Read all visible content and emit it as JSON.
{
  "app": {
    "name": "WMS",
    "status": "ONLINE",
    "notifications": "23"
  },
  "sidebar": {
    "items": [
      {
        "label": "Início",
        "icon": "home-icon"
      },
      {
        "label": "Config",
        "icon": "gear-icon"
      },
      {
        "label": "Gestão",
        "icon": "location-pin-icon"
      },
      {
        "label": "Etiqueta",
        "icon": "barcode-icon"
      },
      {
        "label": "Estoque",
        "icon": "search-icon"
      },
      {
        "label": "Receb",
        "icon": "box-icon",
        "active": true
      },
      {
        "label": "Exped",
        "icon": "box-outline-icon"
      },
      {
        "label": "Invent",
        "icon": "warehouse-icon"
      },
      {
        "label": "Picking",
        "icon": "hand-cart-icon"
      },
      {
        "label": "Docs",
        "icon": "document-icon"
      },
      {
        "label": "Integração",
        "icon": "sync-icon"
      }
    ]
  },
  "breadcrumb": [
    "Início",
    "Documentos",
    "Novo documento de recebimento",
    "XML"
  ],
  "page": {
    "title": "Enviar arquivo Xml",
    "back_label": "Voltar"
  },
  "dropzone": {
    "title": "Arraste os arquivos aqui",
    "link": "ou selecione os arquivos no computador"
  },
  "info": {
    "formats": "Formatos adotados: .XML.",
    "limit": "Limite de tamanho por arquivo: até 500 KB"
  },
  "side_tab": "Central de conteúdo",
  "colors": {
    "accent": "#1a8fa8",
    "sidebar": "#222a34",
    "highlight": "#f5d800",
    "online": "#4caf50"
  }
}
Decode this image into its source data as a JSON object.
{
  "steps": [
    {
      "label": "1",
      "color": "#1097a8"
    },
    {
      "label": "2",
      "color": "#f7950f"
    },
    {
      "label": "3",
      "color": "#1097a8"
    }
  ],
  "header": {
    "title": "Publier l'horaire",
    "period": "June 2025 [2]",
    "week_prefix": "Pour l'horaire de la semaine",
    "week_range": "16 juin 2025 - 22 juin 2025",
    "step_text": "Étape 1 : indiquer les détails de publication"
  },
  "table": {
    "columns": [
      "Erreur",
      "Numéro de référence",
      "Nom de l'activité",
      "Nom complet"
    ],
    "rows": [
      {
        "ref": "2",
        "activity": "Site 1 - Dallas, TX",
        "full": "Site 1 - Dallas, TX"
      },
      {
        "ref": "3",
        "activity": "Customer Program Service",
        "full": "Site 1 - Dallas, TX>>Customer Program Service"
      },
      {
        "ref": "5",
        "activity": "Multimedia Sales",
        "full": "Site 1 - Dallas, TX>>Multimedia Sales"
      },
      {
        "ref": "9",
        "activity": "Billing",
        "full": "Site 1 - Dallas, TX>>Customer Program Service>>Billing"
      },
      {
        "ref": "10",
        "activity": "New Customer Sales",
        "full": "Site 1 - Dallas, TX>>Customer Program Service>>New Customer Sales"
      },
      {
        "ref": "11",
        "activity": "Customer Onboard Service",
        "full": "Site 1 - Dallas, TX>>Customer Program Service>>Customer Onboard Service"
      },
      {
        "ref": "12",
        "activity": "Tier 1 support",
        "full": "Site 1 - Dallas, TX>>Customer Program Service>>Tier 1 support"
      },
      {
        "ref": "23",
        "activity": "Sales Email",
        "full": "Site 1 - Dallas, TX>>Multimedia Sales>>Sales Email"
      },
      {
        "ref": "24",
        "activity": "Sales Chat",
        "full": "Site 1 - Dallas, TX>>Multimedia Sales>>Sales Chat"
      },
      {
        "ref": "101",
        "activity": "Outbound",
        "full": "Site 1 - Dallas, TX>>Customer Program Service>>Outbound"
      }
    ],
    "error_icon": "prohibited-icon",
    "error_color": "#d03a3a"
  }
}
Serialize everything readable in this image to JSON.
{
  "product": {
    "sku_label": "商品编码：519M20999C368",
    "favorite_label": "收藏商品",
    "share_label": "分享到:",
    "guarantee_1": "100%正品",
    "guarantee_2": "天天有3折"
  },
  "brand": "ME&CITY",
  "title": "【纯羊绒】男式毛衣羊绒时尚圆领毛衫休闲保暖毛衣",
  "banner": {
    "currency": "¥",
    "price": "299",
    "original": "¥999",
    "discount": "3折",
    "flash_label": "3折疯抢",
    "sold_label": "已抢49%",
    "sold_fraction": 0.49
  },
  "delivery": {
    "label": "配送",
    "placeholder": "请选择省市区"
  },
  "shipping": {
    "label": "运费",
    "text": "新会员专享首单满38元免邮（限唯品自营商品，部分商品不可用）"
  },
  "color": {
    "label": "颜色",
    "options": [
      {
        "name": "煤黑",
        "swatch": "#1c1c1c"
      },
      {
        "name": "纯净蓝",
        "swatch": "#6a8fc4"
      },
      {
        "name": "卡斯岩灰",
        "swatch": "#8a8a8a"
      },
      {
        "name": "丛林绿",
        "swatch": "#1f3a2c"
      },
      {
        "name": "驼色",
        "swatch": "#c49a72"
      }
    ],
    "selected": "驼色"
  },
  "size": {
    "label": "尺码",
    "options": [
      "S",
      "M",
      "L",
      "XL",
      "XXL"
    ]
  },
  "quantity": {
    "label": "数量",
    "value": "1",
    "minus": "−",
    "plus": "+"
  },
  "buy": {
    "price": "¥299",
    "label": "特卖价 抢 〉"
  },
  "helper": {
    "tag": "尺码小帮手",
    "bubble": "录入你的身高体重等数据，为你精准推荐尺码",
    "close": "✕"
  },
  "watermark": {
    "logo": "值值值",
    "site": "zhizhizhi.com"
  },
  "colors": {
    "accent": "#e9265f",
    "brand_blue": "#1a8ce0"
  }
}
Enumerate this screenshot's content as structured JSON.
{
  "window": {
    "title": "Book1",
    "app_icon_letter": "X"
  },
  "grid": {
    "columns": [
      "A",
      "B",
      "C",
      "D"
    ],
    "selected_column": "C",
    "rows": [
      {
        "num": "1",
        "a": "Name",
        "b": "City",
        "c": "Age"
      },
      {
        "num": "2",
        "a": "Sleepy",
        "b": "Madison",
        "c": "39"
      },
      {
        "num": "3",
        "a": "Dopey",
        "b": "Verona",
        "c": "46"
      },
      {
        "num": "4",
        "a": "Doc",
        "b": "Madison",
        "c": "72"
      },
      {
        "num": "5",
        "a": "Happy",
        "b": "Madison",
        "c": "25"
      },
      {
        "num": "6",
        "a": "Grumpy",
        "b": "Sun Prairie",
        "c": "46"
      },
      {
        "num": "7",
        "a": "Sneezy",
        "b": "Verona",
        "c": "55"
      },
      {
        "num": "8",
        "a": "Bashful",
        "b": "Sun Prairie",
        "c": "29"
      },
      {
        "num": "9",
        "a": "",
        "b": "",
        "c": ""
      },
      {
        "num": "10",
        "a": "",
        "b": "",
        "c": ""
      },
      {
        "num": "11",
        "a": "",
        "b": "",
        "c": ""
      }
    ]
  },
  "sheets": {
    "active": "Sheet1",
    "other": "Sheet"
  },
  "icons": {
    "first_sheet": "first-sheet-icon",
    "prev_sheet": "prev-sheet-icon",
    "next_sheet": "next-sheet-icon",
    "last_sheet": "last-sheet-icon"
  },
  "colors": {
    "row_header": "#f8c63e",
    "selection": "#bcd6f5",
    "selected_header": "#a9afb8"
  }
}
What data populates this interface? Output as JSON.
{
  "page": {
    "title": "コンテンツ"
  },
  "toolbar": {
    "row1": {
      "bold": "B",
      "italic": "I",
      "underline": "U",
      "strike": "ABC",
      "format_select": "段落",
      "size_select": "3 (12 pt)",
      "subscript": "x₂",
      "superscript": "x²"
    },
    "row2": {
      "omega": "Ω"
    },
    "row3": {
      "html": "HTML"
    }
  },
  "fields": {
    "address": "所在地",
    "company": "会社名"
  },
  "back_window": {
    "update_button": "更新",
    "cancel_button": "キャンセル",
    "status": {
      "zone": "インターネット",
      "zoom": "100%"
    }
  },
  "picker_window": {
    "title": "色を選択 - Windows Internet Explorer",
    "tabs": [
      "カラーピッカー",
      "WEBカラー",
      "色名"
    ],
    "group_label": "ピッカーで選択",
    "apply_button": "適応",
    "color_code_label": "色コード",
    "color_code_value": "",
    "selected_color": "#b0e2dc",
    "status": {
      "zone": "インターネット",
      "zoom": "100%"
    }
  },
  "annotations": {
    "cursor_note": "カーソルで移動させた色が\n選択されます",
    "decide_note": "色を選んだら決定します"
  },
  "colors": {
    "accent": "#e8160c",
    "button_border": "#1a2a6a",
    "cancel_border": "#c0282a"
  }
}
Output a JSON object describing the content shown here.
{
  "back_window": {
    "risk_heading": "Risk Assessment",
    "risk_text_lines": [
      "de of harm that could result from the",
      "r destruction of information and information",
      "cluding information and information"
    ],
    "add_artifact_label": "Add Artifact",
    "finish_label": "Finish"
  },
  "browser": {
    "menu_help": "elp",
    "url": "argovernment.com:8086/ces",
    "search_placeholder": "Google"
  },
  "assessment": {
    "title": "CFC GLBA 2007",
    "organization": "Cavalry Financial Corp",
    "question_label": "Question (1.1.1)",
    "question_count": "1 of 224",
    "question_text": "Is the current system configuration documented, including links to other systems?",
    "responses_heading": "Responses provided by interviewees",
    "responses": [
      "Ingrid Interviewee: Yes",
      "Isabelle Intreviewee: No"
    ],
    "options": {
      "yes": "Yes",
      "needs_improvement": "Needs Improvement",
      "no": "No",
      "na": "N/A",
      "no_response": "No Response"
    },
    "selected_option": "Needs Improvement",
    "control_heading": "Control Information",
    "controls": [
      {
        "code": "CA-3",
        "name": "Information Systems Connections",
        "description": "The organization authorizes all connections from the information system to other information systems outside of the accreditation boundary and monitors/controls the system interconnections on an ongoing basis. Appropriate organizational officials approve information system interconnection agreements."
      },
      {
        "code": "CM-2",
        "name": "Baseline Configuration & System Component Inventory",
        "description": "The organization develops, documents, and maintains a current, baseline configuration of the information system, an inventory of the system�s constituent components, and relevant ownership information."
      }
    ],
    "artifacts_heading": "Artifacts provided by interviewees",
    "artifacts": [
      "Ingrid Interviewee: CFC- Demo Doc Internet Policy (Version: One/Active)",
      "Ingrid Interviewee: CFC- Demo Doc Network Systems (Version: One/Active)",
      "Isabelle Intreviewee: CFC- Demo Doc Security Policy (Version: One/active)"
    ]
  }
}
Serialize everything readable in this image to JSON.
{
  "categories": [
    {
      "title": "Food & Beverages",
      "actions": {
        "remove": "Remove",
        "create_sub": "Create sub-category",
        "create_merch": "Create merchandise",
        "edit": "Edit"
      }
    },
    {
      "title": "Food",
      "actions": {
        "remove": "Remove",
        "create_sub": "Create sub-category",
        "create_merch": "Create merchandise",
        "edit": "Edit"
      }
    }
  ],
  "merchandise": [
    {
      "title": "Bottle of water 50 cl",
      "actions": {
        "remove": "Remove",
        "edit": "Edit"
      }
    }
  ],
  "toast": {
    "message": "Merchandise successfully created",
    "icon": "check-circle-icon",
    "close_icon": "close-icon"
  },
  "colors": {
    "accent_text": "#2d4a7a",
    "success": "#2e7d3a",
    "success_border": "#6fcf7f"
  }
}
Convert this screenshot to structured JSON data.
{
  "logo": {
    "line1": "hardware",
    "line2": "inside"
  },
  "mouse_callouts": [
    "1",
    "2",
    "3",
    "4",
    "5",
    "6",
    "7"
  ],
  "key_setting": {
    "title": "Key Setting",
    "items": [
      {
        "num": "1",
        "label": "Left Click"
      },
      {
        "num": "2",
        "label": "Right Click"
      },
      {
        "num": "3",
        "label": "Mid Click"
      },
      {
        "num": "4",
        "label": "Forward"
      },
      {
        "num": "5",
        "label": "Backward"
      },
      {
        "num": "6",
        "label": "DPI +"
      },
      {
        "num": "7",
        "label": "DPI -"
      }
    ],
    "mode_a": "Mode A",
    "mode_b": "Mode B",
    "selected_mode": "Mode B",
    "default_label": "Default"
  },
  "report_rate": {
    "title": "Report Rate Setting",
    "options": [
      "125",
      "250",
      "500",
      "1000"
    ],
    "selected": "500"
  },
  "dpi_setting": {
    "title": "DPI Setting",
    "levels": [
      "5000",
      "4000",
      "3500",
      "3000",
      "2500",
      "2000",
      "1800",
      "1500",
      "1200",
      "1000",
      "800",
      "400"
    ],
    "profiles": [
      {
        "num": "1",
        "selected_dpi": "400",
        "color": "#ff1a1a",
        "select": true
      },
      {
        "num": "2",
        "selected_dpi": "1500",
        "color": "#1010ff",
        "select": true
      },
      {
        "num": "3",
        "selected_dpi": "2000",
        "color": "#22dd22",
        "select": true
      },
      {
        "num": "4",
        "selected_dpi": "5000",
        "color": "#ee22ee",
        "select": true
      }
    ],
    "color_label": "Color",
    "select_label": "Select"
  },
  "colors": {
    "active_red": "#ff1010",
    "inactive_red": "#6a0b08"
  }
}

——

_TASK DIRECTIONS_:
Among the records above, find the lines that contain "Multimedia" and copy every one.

_ANSWER FOR THE TASK_:
        "activity": "Multimedia Sales",
        "full": "Site 1 - Dallas, TX>>Multimedia Sales"
        "full": "Site 1 - Dallas, TX>>Multimedia Sales>>Sales Email"
        "full": "Site 1 - Dallas, TX>>Multimedia Sales>>Sales Chat"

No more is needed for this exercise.